From the prize-winning author of Richard and Judy Book Club novel, The American Boy, this is the seventh in the acclaimed Lydmouth crime series, set on the Welsh/English border in the confusing years after the Second World War.
Love and need make unexpected bedfellows, and both are blind. As the grip of a long hard winter tightens on Lydmouth, a dead woman calls the dying in a seance behind net curtains. Two provincial newspapers are in the throes of a bitter circulation war. A lorry-driver broods, and an office boy loses his heart.
Britain is basking in the warm glow of post-war tranquillity, but in the quiet town of Lydmouth, darker forces are at play. The rats are fed on bread and milk, a gentleman's yellow kid glove is mislaid on a train, and something disgusting is happening at Mr Prout's toyshop.
Returning to a town shrouded in intrigue and suspicion, Jill Francis becomes acting editor of the Gazette. Meanwhile, there's no pleasure left in the life of Detective Chief Inspector Richard Thornhill. Only a corpse, a television set and the promise of trouble to come.
How skilfully he recreates the atmosphere of the time through innuendo, attitude and detail rather than dogged description . . . Taylor is the master of small lives writ large - Frances Fyfield, Express on The Suffocating Night
The most underrated crime writer in Britain today - Val McDermid
Andrew Taylor is one of the most interesting, if not THE most interesting novelist writing on crime in England today - Harriet Waugh, Spectator
Taylor is an excellent writer - The Times
The people depicted here are real and believable and the drabness and genteel facade of Fifties England is skilfully brought to life. Taylor is, as always, adept at showing the reality beneath the surface - Sunday Telegraph
A bestselling crime writer, Andrew Taylor has also worked as a boatbuilder, wages clerk, librarian, labourer and publisher's reader. He has written many prize-winning crime novels and thrillers, including the William Dougal crime series, the Lydmouth crime series, the ground-breaking Roth Trilogy - which was televised as ITV's Fallen Angel - and several standalone historical crime novels.
His many awards include the CWA Cartier Diamond Dagger in 2009 for sustained excellence in crime writing, an Edgar Scroll from the Mystery Writers of America, and the Crime Writers' Association Ellis Peters Historical Dagger, which he has won twice - most recently for his bestselling Richard & Judy Book Club novel, The American Boy, which was also selected for The Times Top Ten Crime Novels of the Decade. Bleeding Heart Square won Sweden's Martin Beck Award, the Golden Crowbar.
Andrew Taylor is also the crime fiction reviewer of the Spectator.

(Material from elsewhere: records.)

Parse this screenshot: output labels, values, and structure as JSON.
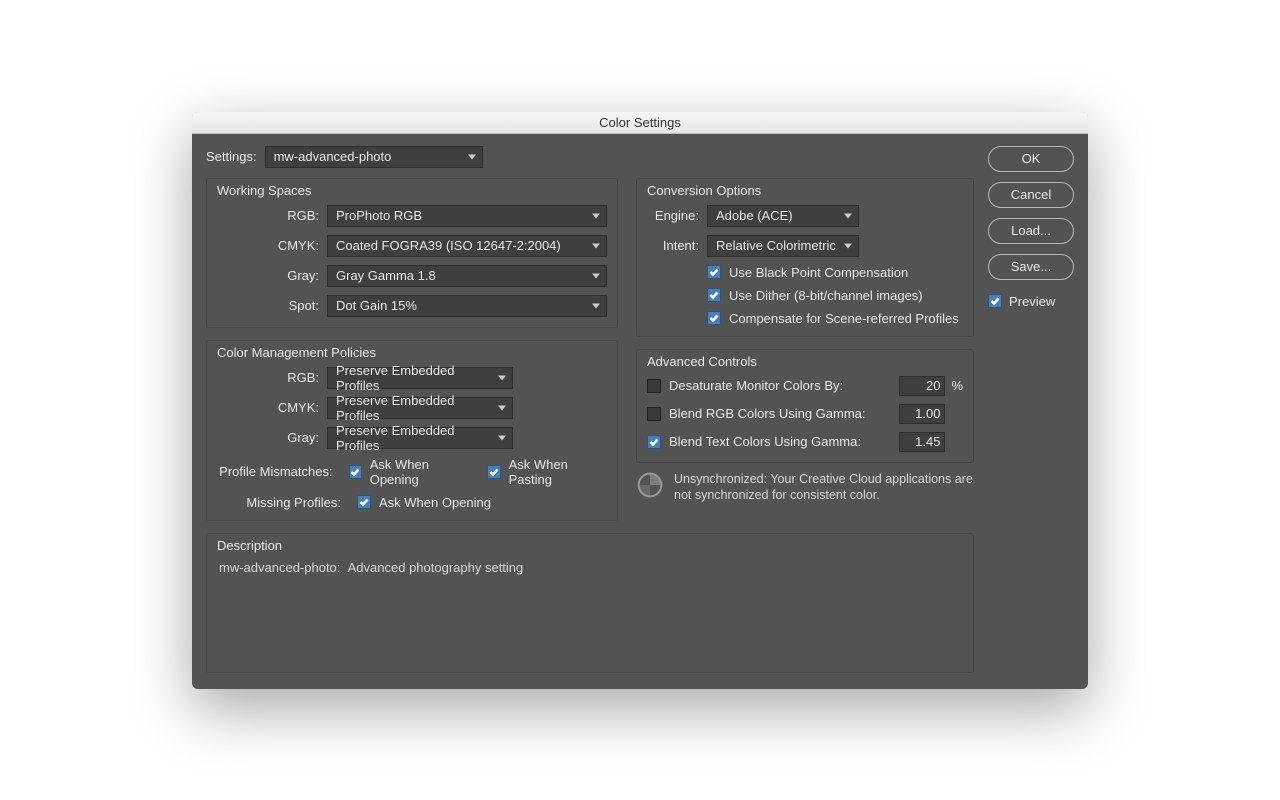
{
  "title": "Color Settings",
  "settingsLabel": "Settings:",
  "settingsValue": "mw-advanced-photo",
  "workingSpaces": {
    "legend": "Working Spaces",
    "rgbLabel": "RGB:",
    "rgbValue": "ProPhoto RGB",
    "cmykLabel": "CMYK:",
    "cmykValue": "Coated FOGRA39 (ISO 12647-2:2004)",
    "grayLabel": "Gray:",
    "grayValue": "Gray Gamma 1.8",
    "spotLabel": "Spot:",
    "spotValue": "Dot Gain 15%"
  },
  "policies": {
    "legend": "Color Management Policies",
    "rgbLabel": "RGB:",
    "rgbValue": "Preserve Embedded Profiles",
    "cmykLabel": "CMYK:",
    "cmykValue": "Preserve Embedded Profiles",
    "grayLabel": "Gray:",
    "grayValue": "Preserve Embedded Profiles",
    "mismatchLabel": "Profile Mismatches:",
    "askOpening": "Ask When Opening",
    "askPasting": "Ask When Pasting",
    "missingLabel": "Missing Profiles:"
  },
  "conversion": {
    "legend": "Conversion Options",
    "engineLabel": "Engine:",
    "engineValue": "Adobe (ACE)",
    "intentLabel": "Intent:",
    "intentValue": "Relative Colorimetric",
    "blackPoint": "Use Black Point Compensation",
    "dither": "Use Dither (8-bit/channel images)",
    "sceneReferred": "Compensate for Scene-referred Profiles"
  },
  "advanced": {
    "legend": "Advanced Controls",
    "desat": "Desaturate Monitor Colors By:",
    "desatVal": "20",
    "pct": "%",
    "blendRgb": "Blend RGB Colors Using Gamma:",
    "blendRgbVal": "1.00",
    "blendText": "Blend Text Colors Using Gamma:",
    "blendTextVal": "1.45"
  },
  "unsync": "Unsynchronized: Your Creative Cloud applications are not synchronized for consistent color.",
  "description": {
    "legend": "Description",
    "name": "mw-advanced-photo:",
    "text": "Advanced photography setting"
  },
  "buttons": {
    "ok": "OK",
    "cancel": "Cancel",
    "load": "Load...",
    "save": "Save..."
  },
  "preview": "Preview"
}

He lives with his wife in the Forest of Dean, on the borders of England and Wales. To find out more, visit Andrew's website, www.andrew-taylor.co.uk, and follow him on Twitter at twitter.com/andrewjrtaylor